When I received the line editor’s copy of the first 94 pages two weeks ago, it appeared to be a daunting task. Fortunately, I had already received her summary letter which gave me encouragement to move quickly through even a threat of paralysis.

Every day I feel consumed by old draft and research boxes, the line editor’s questions and suggested changes, which I know to be helpful and clarifying, but which take some pondering as well as further research. I have awakened during the night more than once with additional questions or, more rarely, with possible answers. The subject matter, also, is emotionally intense, and I am very grateful, at such times, for my background in yoga and my meditation skills. Today, a yoga teacher friend came for brunch and tea, and we did asanas (yoga postures) together. I had not planned to do that, but it was perfect. We both felt relaxed and refreshed afterwards, and I was ready for another work session.

My current situation, as writer and teacher, though it fulfills the vision I had for myself many years ago, as is often the case, also has some unforeseen consequences. Loving what I am doing when I write, I may lose track of time. I may forget to take a break, or to drink enough liquids. It is important for me to keep up my yoga practices, a good exercise program and to maintain a healthy social life.

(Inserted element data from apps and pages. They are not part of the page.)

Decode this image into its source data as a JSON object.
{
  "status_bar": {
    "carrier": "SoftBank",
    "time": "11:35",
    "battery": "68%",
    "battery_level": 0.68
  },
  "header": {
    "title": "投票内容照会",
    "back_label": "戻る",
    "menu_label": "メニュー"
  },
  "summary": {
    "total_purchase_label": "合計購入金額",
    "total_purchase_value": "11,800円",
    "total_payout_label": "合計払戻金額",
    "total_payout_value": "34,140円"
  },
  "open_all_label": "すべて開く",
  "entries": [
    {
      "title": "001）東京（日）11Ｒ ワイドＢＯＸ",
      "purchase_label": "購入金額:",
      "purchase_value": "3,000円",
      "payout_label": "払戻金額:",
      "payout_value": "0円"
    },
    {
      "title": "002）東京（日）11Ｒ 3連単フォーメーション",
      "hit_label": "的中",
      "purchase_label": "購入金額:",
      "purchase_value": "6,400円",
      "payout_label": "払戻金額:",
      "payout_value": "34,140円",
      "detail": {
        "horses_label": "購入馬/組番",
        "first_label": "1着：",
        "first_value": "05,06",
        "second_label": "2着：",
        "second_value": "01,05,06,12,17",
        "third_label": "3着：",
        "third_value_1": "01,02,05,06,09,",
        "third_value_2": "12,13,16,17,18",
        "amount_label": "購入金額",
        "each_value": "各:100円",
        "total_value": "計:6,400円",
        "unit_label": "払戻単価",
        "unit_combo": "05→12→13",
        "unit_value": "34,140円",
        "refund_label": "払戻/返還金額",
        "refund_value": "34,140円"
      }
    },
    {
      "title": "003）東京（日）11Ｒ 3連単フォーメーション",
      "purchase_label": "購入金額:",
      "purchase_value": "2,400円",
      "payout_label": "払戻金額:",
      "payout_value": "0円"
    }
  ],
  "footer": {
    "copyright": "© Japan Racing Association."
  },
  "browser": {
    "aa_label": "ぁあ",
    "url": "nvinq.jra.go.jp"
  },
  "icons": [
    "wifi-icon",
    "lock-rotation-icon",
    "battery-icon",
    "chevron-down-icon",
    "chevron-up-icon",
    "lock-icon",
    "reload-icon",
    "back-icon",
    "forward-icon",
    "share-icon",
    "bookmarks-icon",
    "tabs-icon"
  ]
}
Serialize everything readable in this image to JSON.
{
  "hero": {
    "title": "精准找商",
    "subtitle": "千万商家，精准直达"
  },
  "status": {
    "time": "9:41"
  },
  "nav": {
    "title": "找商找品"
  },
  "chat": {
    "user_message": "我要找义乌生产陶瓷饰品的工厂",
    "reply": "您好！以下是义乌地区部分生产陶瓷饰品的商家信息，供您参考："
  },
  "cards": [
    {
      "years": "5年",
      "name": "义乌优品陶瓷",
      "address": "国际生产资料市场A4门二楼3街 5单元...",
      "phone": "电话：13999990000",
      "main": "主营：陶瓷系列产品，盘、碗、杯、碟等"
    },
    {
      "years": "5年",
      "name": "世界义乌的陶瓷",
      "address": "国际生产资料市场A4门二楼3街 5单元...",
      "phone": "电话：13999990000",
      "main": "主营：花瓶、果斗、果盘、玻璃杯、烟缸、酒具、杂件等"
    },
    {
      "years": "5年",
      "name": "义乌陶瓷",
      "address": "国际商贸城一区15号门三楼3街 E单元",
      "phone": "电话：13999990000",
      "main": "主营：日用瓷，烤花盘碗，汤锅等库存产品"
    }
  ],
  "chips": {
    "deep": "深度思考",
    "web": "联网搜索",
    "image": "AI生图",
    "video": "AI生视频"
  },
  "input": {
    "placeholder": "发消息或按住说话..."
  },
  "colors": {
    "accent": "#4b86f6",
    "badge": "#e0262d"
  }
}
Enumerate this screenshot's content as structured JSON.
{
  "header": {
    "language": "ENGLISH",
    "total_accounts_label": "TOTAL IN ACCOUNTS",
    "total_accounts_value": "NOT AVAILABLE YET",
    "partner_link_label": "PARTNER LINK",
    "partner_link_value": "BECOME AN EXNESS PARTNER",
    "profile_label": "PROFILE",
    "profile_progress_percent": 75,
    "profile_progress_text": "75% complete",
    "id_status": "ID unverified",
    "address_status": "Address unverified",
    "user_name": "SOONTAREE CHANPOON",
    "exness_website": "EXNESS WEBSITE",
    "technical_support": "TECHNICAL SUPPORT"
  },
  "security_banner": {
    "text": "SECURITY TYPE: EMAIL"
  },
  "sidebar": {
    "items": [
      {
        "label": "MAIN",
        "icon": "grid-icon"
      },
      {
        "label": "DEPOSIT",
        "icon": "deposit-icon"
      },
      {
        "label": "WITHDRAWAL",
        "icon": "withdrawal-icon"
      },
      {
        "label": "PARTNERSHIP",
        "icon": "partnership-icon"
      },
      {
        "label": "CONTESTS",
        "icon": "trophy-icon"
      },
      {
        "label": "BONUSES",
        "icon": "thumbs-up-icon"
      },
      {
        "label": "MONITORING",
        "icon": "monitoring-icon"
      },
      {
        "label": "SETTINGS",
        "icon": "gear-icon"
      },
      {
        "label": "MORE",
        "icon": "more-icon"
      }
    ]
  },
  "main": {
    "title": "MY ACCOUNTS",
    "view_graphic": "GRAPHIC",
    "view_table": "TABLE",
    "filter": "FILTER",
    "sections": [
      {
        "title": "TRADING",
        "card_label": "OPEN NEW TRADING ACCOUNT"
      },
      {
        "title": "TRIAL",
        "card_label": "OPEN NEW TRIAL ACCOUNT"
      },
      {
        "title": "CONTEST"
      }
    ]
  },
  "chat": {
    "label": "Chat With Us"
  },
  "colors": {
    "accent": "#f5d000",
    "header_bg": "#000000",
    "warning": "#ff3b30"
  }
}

To be passionate about one’s work feeds the soul. To stay balanced feeds sincerity, which reminds me of one of my favorite raja yoga sutra’s:

           Practice becomes firmly grounded when well attended to…in all earnestness

–THE YOGA SUTRAS OF PATANJILI

Forthcoming Work The Process of Writing